He described a regime of perpetual torture and interrogation for large numbers of detainees, some of whom include radicalized white Western male converts to Islam who had been apprehended while traveling to Afghanistan to fight NATO troops or to be trained in militant camps in the region’s tribal belt.
One of the officers who interrogated him had also escorted an American official visiting from Washington to an interview with a highly sought militant Abdul Karim Agha, in November 2011.
Agha had told him afterward that an ISI officer had whispered instructions in his ear as he walked into the interrogation room to feign sudden illness so he could not be interviewed.
“They said to him, ‘You tell this person ‘I am very sick, I cannot talk today,’” he related. “The American official protested, saying he’d only been given a week to stay in Pakistan with the expectation of interrogating him two or three times. But the ISI told him that the interrogation was postponed for three weeks, and so he had to leave.
“I was told by others that the ISI advises militants to make things up to tell CIA interrogators, pretend this and that,” Afridi told Fox News.
Afridi’s comments are likely to further complicate relations between the U.S. and Pakistan, which have become strained in the past two years over their joint fight against extremist militants.
Washington has repeatedly pressured Islamabad to eradicate extremist safe havens in the tribal areas of northwest Pakistan, most recently the Haqqani Network, the fundamentalist group closely allied to the Taliban and the remnants of Al Qaeda’s original leadership.
Afridi said that before he was moved to Peshawar in May, he met Abdul Kayyum, the nephew of a chief of the Wazir tribe, who had been apprehended by the ISI for reasons that are unclear.
Kayyum explained to the doctor that three years earlier, his uncle, Khan Marjakee, had been instructed by the ISI to raise funds from the tribal community for the Haqqanis, which Marjakee then did.
“Without doubt, the Haqqanis are 100 percent supported by the ISI,” said Afridi.
Afridi said there were many militants of different nationalities, often Afghans, held at Apbarra.
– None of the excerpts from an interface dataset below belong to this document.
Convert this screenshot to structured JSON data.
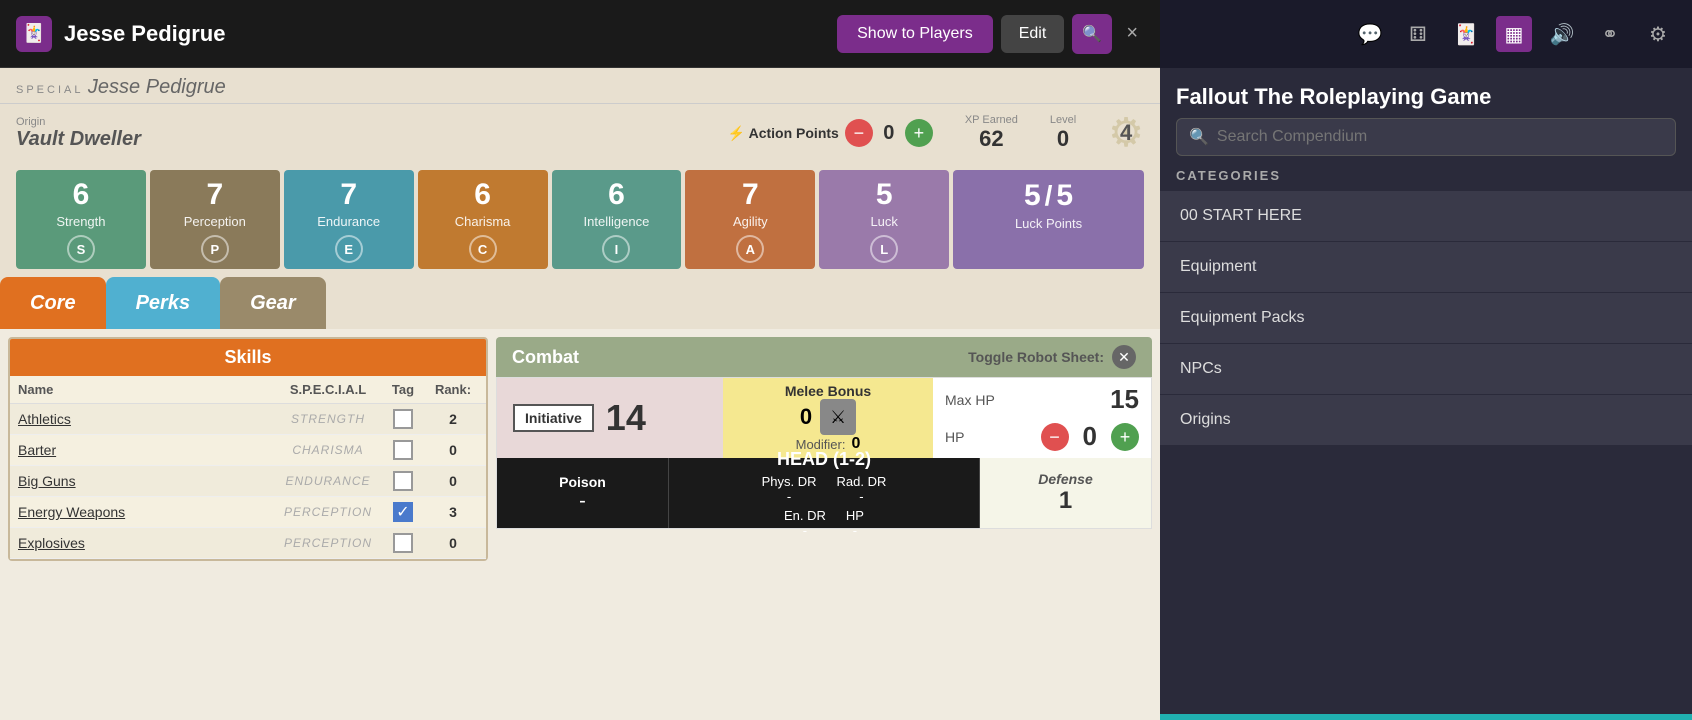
{
  "app": {
    "logo": "🃏",
    "title": "Jesse Pedigrue"
  },
  "header": {
    "show_players_label": "Show to Players",
    "edit_label": "Edit",
    "search_icon": "🔍",
    "close_label": "×"
  },
  "character": {
    "special_label": "SPECIAL",
    "name_top": "Jesse Pedigrue",
    "origin_label": "Origin",
    "origin_value": "Vault Dweller",
    "action_points_label": "⚡ Action Points",
    "ap_value": "0",
    "xp_label": "XP Earned",
    "xp_value": "62",
    "level_label": "Level",
    "level_value": "0",
    "gear_number": "4"
  },
  "stats": [
    {
      "id": "strength",
      "label": "Strength",
      "value": "6",
      "badge": "S",
      "class": "strength"
    },
    {
      "id": "perception",
      "label": "Perception",
      "value": "7",
      "badge": "P",
      "class": "perception"
    },
    {
      "id": "endurance",
      "label": "Endurance",
      "value": "7",
      "badge": "E",
      "class": "endurance"
    },
    {
      "id": "charisma",
      "label": "Charisma",
      "value": "6",
      "badge": "C",
      "class": "charisma"
    },
    {
      "id": "intelligence",
      "label": "Intelligence",
      "value": "6",
      "badge": "I",
      "class": "intelligence"
    },
    {
      "id": "agility",
      "label": "Agility",
      "value": "7",
      "badge": "A",
      "class": "agility"
    },
    {
      "id": "luck",
      "label": "Luck",
      "value": "5",
      "badge": "L",
      "class": "luck"
    },
    {
      "id": "luck-points",
      "label": "Luck Points",
      "value1": "5",
      "slash": "/",
      "value2": "5",
      "class": "luck-points"
    }
  ],
  "tabs": [
    {
      "id": "core",
      "label": "Core",
      "class": "core"
    },
    {
      "id": "perks",
      "label": "Perks",
      "class": "perks"
    },
    {
      "id": "gear",
      "label": "Gear",
      "class": "gear"
    }
  ],
  "skills": {
    "header": "Skills",
    "col_name": "Name",
    "col_special": "S.P.E.C.I.A.L",
    "col_tag": "Tag",
    "col_rank": "Rank:",
    "rows": [
      {
        "name": "Athletics",
        "special": "STRENGTH",
        "tagged": false,
        "rank": "2"
      },
      {
        "name": "Barter",
        "special": "CHARISMA",
        "tagged": false,
        "rank": "0"
      },
      {
        "name": "Big Guns",
        "special": "ENDURANCE",
        "tagged": false,
        "rank": "0"
      },
      {
        "name": "Energy Weapons",
        "special": "PERCEPTION",
        "tagged": true,
        "rank": "3"
      },
      {
        "name": "Explosives",
        "special": "PERCEPTION",
        "tagged": false,
        "rank": "0"
      }
    ]
  },
  "combat": {
    "header": "Combat",
    "toggle_label": "Toggle Robot Sheet:",
    "initiative_label": "Initiative",
    "initiative_value": "14",
    "melee_bonus_label": "Melee Bonus",
    "melee_bonus_value": "0",
    "modifier_label": "Modifier:",
    "modifier_value": "0",
    "max_hp_label": "Max HP",
    "max_hp_value": "15",
    "hp_label": "HP",
    "hp_value": "0",
    "poison_label": "Poison",
    "poison_value": "-",
    "head_label": "HEAD (1-2)",
    "phys_dr_label": "Phys. DR",
    "phys_dr_value": "-",
    "rad_dr_label": "Rad. DR",
    "rad_dr_value": "-",
    "en_dr_label": "En. DR",
    "en_dr_value": "-",
    "hp_loc_label": "HP",
    "defense_label": "Defense",
    "defense_value": "1"
  },
  "compendium": {
    "title": "Fallout The Roleplaying Game",
    "search_placeholder": "Search Compendium",
    "categories_label": "CATEGORIES",
    "categories": [
      {
        "id": "start-here",
        "label": "00 START HERE"
      },
      {
        "id": "equipment",
        "label": "Equipment"
      },
      {
        "id": "equipment-packs",
        "label": "Equipment Packs"
      },
      {
        "id": "npcs",
        "label": "NPCs"
      },
      {
        "id": "origins",
        "label": "Origins"
      }
    ]
  },
  "toolbar_icons": [
    {
      "id": "chat",
      "symbol": "💬"
    },
    {
      "id": "dice",
      "symbol": "⚅"
    },
    {
      "id": "cards",
      "symbol": "🃏",
      "active": true
    },
    {
      "id": "sound",
      "symbol": "🔊"
    },
    {
      "id": "users",
      "symbol": "👥"
    },
    {
      "id": "settings",
      "symbol": "⚙"
    }
  ]
}
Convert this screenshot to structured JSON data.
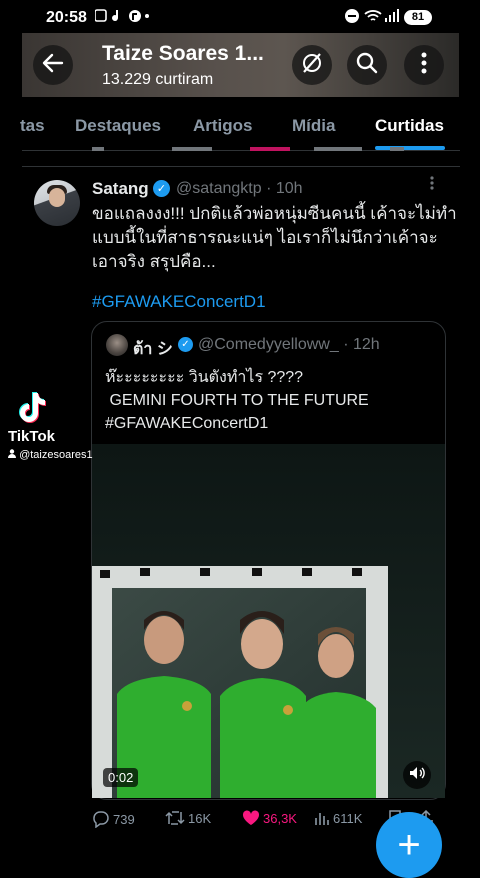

Arab detainees were given “first-class treatment and first-class food,” while some radicalized Westerners were singled out for abuse.
“The militants were told by the ISI, ‘According to the Americans, we’re supposed to arrest you. We don’t want anything to do with you, but will support you by letting you go. Go back to Afghanistan and steer clear of the Americans.’ And then they would be released.”
Among other detainees at Apbarra were numerous white Westerners, identified as being from the U.S., U.K., Germany and the Netherlands. Afridi would talk to an American, referred to only as Brown, as the doctor was the only person who spoke fluent English there.
Brown was held for four months after he crossed illegally into Pakistan from Iran and was arrested in the southwest city of Quetta, notorious for its links with the Taliban. He had told the ISI he was on his way to Afghanistan.
“He was white skinned, had red hair and tattoos,” Afridi said. “He was a mason by profession and told me he came for jihad. He had converted to Islam five years before and had adopted the Muslim name Ismael.
“When he came back from interrogation, he told me he had been beaten very seriously. I last saw him on May 1. I have no idea what happened to him.”
After holding Afridi for 12 months, the ISI produced a report on his involvement with the CIA and the vaccination drive that was unsuccessfully used as a decoy to obtain DNA samples from those living inside Usama bin Laden’s compound at Abbottabad in northern Pakistan.
He strongly denied confessing anything to the various army majors in the ISI who questioned him during his months of interrogation.
“I was told stories about what to say as statements and forced to write statements,” he said. “When I refused, the major said, ‘When we give you pain, then you will write.’”